    For more information or to register, visit

    Getting Ready to Buy or Sell a Practice? Retiring?

    To ensure a successful practice tran­sition, you must invest time in thor­ough planning. Learn what this would involve during a one-hour webinar.

    Transitioning your Practice: Retiring, Selling, or Buying a Practice takes place on Thursday, June 23, at 11:00 a.m. PT. To learn more about this and other practice management webinars, visit

    Watch Physician Wellness Webinars

    In the fall of 2021, the Academy polled its members about the top three threats to their profession, and 32% of respon­dents indicated that physician burnout is one of their top concerns.

    The Academy and the Association of Veterans Affairs Ophthalmologists col­laborated to create a two-part webinar series that addresses burnout, including how to avoid it or—if necessary—man­age it.

    In these recorded webinars, a panel of physicians discusses data on the ex­tent of ophthalmologist burnout as well as personal experiences with it. You’ll also learn mindfulness strategies that can help you build calm, enhance your focus, heighten your compassion for yourself and others, and shift limiting thought patterns.

    Watch the recorded webinars at

    Visit the No. 1 Job Site for Ophthalmology

    The Ophthalmology Job Center is an easy way for hiring practices and qual­ified candidates to connect. Employers can post jobs directly and target the most qualified ophthalmic audience, while candidates can search hundreds of listings by location and subspecialty.

    Learn more at


    How to Respond to the Rise of Medicare Advantage Plans

    Medicare Advantage plans are just a few years—if not months—from becoming the most common medical coverage choice for America’s seniors. CMS reported nearly 28 million patients enrolled in Medicare Advantage as of December 2021—44% of total Medicare enrollees.

    What does this growth mean for a profession like ophthalmology, which is heavily Medicare-based? A few things are likely.

    Increased administrative burdens. As for-profit businesses, the insur­ers that offer Medicare Advantage use measures like prior authorization requirements and step therapy to contain costs.

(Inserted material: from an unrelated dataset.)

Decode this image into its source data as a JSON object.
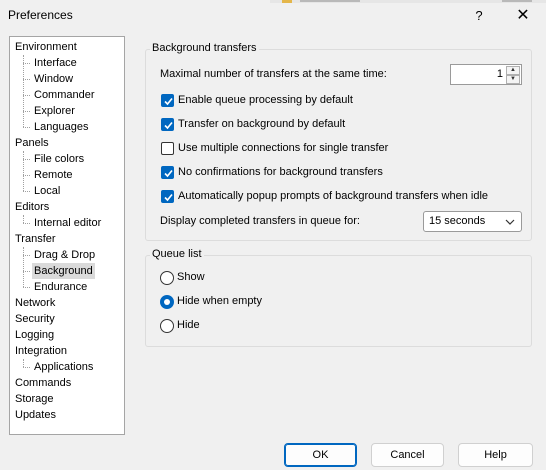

    Greater payment volatility. Unlike the once-annual changes in fee-for-service, Medicare Advantage plans have wide latitude to change reimbursement rates at any time. This can even happen mid-year if the doctor’s signed contract permits it. For example, Aetna recently notified some Florida ophthalmologists of an upcoming dramatic cut in reimbursement for ophthalmic surgery. (This type of change is not common.)

    Narrower networks. Medicare Advantage plans have also been known to save money by dropping doctors who provide more services or order more tests than the plan wants to pay for. In fact, shortly after passage of the Affordable Care Act, some plans cut ophthalmologists in subspecial­ties like retina. When the Academy explained that comprehensive oph­thalmologists could not always provide the more specialized treatments, the plans reinstated the subspecialists.

    What you can do. Here are several things ophthalmologists can do as the Medicare system continues to evolve.

    • Invest in your staff. Your staff plays a critical role in staying on top of insurer requirements, which helps ensure that approvals flow smoothly.
    • Get involved with professional societies. Academy advocacy has suc­cessfully overturned some shortsighted insurer and government policies and is actively pushing to change 2023 payment plans. CMS proposes to increase Medicare Advantage rates for 2023 but may hold fee-for-service physician payments level or even cut them. Successful advocacy on such issues takes member engagement.
    • Communicate with legislators. Congress oversees the Medicare pro­gram, which gives it authority to limit administrative burdens like prior authorization. Constituent feedback and relationships play a significant role in getting legislators to take action on these issues.
    • Strive for a positive attitude. “You need to learn to work with and un­derstand the companies that are in the private Medicare Advantage plan space,” said Michael X. Repka, MD, MBA, Academy medical director for health policy. “A negative attitude only makes things harder.”